───── Task data ─────

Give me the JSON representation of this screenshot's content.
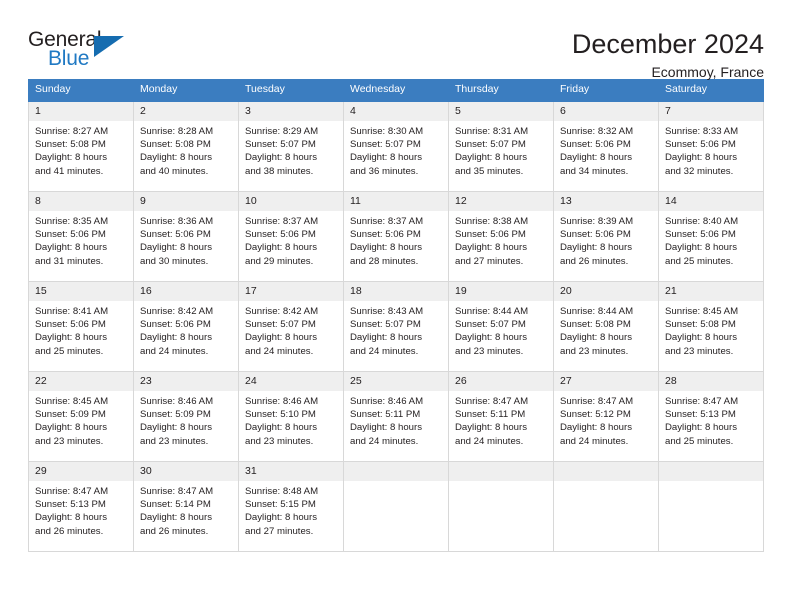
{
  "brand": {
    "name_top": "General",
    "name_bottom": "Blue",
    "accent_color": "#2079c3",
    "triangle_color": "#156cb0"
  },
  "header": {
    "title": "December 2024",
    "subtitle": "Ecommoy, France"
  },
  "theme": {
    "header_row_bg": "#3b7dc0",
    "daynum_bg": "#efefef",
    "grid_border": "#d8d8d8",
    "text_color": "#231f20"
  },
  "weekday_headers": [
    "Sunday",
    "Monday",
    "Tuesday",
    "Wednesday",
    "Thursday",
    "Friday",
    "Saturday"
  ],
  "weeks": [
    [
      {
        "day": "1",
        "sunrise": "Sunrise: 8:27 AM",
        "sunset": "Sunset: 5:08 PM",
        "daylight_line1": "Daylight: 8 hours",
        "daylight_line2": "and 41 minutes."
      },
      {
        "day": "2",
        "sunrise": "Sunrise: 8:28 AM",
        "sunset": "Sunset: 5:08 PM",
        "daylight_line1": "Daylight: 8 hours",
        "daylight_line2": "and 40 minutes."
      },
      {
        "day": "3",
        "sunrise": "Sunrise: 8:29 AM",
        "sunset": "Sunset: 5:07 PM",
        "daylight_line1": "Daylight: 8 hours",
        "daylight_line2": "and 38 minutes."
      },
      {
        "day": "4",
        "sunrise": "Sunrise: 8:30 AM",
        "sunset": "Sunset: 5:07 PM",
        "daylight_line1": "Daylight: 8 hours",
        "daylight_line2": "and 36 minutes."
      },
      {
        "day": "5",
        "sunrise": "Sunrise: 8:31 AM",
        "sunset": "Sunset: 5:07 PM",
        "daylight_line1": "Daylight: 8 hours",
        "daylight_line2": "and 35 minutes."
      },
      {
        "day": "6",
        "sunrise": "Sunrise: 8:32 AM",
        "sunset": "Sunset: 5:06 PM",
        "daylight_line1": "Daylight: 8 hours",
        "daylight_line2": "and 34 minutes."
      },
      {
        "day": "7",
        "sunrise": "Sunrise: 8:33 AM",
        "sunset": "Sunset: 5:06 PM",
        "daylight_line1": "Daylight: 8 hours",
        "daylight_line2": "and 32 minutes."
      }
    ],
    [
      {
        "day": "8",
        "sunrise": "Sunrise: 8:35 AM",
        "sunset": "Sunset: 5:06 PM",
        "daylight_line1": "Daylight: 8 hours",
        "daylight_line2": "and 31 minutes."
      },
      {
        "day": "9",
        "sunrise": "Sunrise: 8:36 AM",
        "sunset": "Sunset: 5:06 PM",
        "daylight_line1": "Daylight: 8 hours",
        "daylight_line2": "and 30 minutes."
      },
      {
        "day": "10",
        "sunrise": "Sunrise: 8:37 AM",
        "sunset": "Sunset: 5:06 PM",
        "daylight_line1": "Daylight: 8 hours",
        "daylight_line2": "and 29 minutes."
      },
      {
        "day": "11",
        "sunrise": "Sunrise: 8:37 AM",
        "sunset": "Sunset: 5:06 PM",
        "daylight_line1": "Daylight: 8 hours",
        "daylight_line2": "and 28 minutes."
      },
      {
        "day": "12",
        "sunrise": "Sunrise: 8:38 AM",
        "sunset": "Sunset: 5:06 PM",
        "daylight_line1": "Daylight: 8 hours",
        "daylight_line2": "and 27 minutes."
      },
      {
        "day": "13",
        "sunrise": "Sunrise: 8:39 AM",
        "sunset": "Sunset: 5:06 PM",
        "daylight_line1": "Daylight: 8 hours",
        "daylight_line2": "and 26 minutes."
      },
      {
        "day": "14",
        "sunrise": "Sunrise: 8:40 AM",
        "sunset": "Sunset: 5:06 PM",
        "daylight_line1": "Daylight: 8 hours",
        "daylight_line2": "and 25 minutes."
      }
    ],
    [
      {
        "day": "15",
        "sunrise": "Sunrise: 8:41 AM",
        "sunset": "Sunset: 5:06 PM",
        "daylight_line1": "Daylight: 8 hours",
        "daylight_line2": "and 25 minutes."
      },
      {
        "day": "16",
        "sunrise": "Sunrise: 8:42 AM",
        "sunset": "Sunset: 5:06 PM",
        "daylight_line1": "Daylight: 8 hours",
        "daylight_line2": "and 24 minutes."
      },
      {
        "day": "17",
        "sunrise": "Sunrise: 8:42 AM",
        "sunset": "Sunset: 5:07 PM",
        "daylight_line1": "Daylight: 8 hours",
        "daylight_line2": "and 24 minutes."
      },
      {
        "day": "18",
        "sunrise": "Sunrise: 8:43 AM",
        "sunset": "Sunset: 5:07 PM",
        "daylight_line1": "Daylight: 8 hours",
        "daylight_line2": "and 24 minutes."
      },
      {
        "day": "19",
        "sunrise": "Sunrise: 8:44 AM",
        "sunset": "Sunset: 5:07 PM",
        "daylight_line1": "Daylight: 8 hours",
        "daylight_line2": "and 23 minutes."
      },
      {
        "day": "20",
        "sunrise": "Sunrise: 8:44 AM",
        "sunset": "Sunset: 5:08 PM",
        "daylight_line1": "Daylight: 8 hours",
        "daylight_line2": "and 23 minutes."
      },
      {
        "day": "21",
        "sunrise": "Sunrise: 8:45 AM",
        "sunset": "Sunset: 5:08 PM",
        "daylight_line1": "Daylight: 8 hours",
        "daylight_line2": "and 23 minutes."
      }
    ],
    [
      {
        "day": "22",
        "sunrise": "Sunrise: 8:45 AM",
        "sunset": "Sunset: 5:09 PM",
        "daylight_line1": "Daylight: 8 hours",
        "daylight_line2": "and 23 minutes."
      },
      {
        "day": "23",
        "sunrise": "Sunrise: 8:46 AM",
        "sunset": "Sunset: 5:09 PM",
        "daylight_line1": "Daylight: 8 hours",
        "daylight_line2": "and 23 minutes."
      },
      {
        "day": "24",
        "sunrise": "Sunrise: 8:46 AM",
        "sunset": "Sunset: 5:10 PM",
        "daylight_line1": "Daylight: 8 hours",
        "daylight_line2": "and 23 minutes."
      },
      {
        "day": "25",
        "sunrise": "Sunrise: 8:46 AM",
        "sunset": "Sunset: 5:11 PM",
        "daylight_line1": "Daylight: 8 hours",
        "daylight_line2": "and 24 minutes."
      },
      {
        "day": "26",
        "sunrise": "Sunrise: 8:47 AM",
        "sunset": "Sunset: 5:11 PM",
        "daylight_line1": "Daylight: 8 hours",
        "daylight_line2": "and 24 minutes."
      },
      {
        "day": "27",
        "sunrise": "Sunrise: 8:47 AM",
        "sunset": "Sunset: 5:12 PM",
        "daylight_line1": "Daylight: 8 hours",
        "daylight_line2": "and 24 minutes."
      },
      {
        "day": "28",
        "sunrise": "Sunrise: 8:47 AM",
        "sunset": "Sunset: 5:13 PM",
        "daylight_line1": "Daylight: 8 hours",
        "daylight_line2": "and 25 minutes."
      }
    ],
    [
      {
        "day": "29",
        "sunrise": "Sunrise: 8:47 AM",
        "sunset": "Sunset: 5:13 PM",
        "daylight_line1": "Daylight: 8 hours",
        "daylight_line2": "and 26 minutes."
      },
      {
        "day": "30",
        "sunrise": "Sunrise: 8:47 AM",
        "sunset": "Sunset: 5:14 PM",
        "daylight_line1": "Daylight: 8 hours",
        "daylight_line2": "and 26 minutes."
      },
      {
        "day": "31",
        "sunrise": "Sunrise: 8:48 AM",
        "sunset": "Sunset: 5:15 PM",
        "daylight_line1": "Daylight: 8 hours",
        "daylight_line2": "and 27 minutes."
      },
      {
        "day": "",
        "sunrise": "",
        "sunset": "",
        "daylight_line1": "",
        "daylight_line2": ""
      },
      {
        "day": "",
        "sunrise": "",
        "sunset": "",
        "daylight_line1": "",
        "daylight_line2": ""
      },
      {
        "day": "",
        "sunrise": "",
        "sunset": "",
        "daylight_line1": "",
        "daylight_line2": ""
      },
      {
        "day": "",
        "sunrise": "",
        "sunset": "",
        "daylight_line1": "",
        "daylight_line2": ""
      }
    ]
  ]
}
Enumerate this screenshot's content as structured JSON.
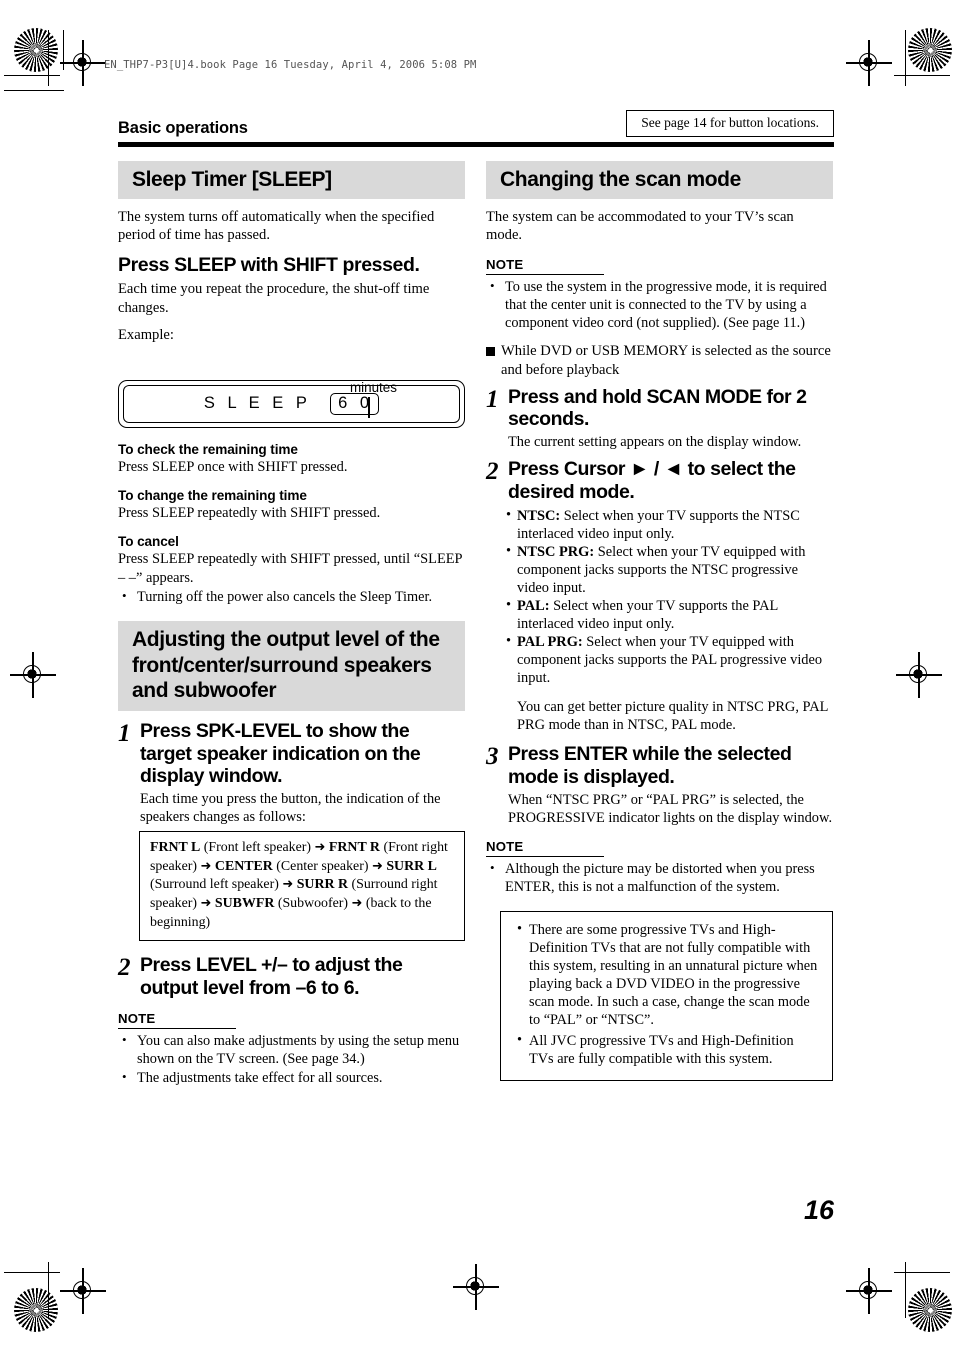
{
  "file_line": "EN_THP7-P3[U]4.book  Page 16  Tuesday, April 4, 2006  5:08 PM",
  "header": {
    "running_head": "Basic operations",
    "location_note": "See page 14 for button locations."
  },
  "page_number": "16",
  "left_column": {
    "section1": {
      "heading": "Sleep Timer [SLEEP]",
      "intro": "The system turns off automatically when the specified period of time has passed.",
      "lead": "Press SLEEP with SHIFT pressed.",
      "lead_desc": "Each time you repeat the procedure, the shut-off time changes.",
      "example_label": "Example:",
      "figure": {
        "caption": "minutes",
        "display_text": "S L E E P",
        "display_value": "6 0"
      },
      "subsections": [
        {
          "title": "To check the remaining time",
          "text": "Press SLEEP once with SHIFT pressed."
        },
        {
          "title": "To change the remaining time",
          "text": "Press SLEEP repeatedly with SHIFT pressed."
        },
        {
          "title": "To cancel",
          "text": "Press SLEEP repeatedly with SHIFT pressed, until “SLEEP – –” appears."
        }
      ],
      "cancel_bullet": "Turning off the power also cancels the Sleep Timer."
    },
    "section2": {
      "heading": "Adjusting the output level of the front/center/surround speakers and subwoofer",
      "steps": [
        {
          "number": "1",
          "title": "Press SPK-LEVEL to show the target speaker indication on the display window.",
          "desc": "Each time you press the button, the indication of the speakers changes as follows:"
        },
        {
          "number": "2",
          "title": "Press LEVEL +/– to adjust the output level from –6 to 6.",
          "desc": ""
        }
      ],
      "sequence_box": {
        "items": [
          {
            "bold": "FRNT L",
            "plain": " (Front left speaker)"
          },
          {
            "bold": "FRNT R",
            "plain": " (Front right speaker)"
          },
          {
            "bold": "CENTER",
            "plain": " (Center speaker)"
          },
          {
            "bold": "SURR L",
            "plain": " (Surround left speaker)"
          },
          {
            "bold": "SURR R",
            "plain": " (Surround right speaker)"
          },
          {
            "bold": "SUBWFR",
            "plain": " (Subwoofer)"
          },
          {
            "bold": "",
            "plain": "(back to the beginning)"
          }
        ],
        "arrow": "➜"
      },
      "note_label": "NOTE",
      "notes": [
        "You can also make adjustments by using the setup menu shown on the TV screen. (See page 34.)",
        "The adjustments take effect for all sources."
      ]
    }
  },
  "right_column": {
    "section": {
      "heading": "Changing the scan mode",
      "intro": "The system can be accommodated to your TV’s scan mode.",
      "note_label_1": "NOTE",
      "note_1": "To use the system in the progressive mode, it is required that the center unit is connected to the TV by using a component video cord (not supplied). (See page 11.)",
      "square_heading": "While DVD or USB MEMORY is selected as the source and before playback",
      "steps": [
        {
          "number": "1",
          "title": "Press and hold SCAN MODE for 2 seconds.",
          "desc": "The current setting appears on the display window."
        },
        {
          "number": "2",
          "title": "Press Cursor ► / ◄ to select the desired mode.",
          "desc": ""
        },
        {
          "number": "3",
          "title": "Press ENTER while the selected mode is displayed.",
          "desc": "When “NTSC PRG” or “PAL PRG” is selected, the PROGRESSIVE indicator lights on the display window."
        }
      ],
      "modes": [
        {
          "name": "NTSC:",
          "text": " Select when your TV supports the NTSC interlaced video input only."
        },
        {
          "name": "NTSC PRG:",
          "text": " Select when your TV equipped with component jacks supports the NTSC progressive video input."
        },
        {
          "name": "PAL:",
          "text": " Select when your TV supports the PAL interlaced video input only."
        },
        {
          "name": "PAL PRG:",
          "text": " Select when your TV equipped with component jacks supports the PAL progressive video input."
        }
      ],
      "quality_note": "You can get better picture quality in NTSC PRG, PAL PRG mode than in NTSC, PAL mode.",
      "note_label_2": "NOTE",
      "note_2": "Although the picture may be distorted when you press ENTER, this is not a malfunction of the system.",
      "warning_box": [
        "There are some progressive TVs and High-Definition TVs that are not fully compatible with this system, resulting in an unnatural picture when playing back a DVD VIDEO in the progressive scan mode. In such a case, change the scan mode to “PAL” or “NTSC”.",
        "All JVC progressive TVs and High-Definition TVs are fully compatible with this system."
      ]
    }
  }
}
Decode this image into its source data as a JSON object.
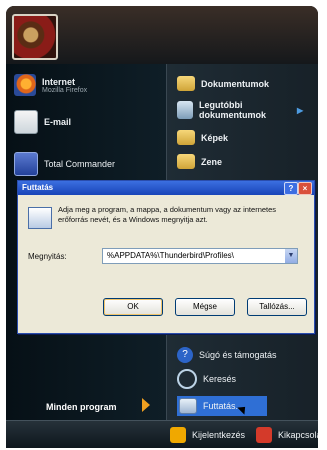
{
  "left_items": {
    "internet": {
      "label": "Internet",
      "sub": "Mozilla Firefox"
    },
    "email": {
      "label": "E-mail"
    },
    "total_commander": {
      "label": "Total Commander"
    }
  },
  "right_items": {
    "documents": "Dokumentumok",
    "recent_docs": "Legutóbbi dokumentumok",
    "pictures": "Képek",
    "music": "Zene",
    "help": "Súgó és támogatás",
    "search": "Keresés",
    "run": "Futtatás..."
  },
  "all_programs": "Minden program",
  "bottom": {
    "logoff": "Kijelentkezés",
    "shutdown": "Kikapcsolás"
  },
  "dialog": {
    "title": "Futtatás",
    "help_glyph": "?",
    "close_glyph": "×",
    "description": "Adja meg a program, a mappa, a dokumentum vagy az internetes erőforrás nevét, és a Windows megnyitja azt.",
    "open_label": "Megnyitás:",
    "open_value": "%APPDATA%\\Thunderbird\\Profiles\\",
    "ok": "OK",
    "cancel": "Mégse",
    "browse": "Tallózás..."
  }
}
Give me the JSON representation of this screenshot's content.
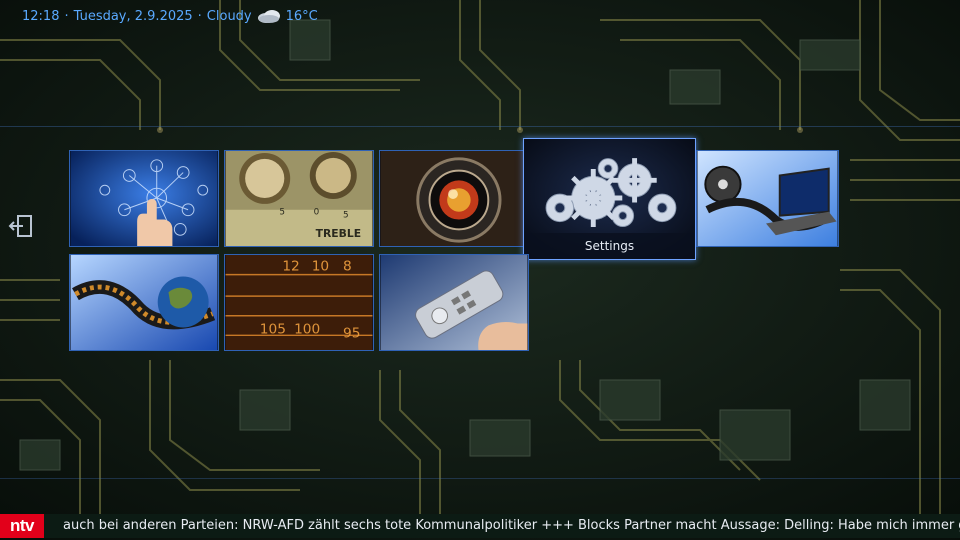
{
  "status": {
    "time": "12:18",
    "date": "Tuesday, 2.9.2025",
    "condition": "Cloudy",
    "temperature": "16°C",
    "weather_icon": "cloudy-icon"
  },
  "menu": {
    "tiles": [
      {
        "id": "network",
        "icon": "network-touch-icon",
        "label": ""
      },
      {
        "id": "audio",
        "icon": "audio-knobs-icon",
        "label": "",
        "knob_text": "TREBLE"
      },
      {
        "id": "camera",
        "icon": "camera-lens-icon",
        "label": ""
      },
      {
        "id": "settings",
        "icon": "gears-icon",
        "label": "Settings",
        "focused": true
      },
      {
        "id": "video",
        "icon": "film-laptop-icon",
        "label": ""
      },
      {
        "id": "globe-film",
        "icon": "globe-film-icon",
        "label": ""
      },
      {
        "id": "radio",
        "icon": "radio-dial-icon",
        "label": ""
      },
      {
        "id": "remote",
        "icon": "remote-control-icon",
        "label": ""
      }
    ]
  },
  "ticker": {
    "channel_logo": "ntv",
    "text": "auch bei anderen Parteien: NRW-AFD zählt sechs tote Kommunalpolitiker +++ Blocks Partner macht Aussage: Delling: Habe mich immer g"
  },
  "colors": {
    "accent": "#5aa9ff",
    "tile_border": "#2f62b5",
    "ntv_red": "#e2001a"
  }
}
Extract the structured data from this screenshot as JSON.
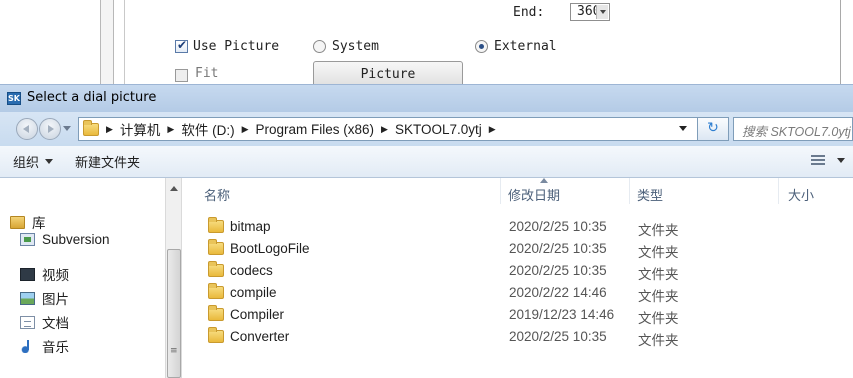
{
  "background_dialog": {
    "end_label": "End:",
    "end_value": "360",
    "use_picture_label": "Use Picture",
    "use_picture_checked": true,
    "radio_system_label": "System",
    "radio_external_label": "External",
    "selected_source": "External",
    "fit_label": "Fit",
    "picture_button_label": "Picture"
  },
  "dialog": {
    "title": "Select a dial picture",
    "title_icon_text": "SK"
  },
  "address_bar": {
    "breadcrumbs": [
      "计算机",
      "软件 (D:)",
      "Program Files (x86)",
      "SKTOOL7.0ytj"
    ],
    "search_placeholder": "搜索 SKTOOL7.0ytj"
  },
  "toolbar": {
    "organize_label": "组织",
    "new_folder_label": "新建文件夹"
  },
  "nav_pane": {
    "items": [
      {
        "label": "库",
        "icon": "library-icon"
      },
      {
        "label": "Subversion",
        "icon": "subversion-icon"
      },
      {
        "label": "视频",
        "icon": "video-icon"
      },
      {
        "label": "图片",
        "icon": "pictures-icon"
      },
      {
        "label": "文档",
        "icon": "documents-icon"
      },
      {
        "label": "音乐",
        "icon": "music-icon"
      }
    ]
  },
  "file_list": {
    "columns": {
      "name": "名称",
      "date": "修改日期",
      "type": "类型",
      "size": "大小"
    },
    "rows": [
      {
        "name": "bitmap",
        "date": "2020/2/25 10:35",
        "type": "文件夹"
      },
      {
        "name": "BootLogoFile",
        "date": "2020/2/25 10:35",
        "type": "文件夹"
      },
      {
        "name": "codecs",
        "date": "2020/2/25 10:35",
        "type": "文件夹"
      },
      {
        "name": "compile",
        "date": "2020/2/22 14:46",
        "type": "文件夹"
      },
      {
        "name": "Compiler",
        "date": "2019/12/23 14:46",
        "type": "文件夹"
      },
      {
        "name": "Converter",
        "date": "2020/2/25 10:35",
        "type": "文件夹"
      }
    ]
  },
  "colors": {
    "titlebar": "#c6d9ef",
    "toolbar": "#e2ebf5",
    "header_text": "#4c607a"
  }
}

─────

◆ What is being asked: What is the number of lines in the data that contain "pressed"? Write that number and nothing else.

◆ Written answer: 4